Note: By submitting your comments, you acknowledge that Radio Canada International has the right to reproduce, broadcast and publicize those comments or any part thereof in any manner whatsoever. Radio Canada International does not endorse any of the views posted. Your comments will be pre-moderated and published if they meet netiquette guidelines.

Netiquette »

When you express your personal opinion in an online forum, you must be as courteous as if you were speaking with someone face-to-face. Insults and personal attacks will not be tolerated. To disagree with an opinion, an idea or an event is one thing, but to show disrespect for other people is quite another.
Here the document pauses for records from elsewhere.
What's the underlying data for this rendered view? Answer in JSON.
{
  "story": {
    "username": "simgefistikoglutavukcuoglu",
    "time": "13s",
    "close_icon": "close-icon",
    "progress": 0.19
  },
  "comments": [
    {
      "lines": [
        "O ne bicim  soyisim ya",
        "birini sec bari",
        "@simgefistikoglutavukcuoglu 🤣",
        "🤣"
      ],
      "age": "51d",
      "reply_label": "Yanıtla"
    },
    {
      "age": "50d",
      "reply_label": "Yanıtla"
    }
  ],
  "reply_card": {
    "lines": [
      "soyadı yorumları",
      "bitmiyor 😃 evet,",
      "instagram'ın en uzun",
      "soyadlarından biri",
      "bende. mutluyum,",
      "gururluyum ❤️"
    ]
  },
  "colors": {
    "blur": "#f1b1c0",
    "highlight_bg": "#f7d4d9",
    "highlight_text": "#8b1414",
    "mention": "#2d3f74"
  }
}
Great minds don’t always think alike—and that’s precisely what makes online dialogue so interesting and valuable.

Netiquette is the set of rules of conduct governing how you should behave when communicating via the Internet. Before you post a message to a blog or forum, it’s important to read and understand these rules. Otherwise, you may be banned from posting.
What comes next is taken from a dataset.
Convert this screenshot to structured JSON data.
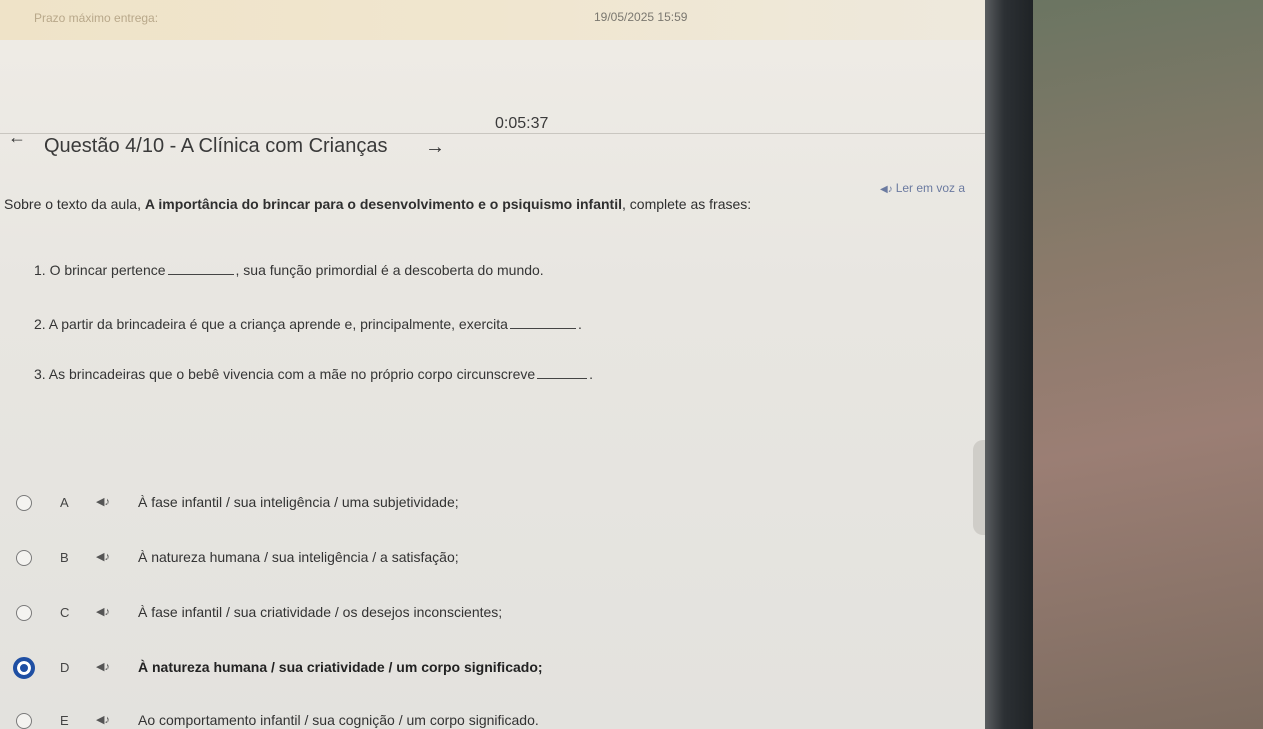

  1. RCInet.ca’s online forums are not anonymous. Users must register, and give their full name and place of residence, which are displayed alongside each of their comments. RCInet.ca reserves the right not to publish comments if there is any doubt as to the identity of their author.
  2. Assuming the identity of another person with intent to mislead or cause harm is a serious infraction that may result in the offender being banned.
  3. RCInet.ca’s online forums are open to everyone, without regard to age, ethnic origin, religion, gender or sexual orientation.
  4. Comments that are defamatory, hateful, racist, xenophobic, sexist, or that disparage an ethnic origin, religious affiliation or age group will not be published.
  5. In online speak, writing in ALL CAPS is considered yelling, and may be interpreted as aggressive behaviour, which is unpleasant for the people reading. Any message containing one or more words in all caps (except for initialisms and acronyms) will be rejected, as will any message containing one or more words in bold, italic or underlined characters.
  6. Use of vulgar, obscene or objectionable language is prohibited. Forums are public places and your comments could offend some users. People who use inappropriate language will be banned.
  7. Mutual respect is essential among users. Insulting, threatening or harassing another user is prohibited. You can express your disagreement with an idea without attacking anyone.
  8. Exchanging arguments and opposing views is a key component of healthy debate, but it should not turn into a dialogue or private discussion between two users who address each other without regard for the other participants. Messages of this type will not be posted.
  9. Radio Canada International publishes contents in five languages. The language used in the forums has to be the same as the contents we publish. The usage of other languages, with the exception of some words, is forbidden. Messages that are off-topic will not be published.
  10. Making repetitive posts disrupts the flow of discussions and will not be tolerated.
  11. Adding images or any other type of file to comments is forbidden. Including hyperlinks to other websites is allowed, as long as they comply with netiquette. Radio Canada International  is in no way responsible for the content of such sites, however.
  12. Copying and pasting text written by someone else, even if you credit the author, is unacceptable if that text makes up the majority of your comment.
  13. Posting any type of advertising or call to action, in any form, to Radio Canada International  forums is prohibited.
  14. All comments and other types of content are moderated before publication. Radio Canada International  reserves the right to refuse any comment for publication.
  15. Radio Canada International  reserves the right to close a forum at any time, without notice.
  16. Radio Canada International  reserves the right to amend this code of conduct (netiquette) at any time, without notice.
  17. By participating in its online forums, you allow Radio Canada International to publish your comments on the web for an indefinite time. This also implies that these messages will be indexed by Internet search engines.
  18. Radio Canada International has no obligation to remove your messages from the web if one day you request it. We invite you to carefully consider your comments and the consequences of their posting.

*